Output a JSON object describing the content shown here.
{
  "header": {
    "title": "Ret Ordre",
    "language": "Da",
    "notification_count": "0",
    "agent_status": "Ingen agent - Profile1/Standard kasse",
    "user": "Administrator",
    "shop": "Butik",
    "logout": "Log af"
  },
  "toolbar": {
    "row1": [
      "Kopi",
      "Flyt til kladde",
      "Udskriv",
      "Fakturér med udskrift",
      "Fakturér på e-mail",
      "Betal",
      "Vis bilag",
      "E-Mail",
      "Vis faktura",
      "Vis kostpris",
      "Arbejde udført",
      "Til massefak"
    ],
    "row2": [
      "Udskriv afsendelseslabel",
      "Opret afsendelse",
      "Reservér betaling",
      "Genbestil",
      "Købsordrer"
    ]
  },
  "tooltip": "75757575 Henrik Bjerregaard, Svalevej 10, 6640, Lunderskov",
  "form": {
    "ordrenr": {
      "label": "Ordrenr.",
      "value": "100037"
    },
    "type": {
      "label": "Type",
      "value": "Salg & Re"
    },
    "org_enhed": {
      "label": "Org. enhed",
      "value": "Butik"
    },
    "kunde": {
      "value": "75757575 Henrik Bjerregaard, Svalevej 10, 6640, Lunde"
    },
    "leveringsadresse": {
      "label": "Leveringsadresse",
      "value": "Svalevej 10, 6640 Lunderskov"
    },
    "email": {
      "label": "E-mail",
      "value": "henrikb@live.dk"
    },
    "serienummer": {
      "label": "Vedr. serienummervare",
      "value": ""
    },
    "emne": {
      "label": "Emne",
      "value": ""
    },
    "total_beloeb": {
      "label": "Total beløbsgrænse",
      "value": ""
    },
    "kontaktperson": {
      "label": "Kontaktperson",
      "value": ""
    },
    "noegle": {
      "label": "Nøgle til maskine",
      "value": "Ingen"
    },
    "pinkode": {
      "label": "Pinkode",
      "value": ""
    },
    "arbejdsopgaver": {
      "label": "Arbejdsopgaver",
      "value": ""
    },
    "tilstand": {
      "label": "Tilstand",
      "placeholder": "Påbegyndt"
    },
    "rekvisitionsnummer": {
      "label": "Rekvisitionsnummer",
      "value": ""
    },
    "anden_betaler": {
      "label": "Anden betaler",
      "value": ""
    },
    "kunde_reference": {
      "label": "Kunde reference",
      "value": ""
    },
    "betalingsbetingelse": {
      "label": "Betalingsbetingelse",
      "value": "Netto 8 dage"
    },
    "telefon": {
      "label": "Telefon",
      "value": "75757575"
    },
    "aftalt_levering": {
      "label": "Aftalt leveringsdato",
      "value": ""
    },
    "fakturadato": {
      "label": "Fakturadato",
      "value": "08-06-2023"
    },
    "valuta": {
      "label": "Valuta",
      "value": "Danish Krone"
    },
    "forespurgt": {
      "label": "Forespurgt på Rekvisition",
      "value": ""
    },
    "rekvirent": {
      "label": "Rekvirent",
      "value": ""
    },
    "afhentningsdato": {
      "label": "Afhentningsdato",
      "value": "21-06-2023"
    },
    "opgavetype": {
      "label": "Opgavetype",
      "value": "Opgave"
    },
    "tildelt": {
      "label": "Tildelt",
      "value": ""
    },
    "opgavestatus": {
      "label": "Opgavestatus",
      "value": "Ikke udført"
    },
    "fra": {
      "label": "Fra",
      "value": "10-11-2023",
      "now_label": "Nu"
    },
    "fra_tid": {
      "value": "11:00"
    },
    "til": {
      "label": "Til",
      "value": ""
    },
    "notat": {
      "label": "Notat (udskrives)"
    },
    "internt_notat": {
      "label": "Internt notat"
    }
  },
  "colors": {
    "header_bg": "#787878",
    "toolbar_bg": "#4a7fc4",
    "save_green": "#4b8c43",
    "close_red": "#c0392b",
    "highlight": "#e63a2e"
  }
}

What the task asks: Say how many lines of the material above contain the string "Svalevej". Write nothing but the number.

Result below: 3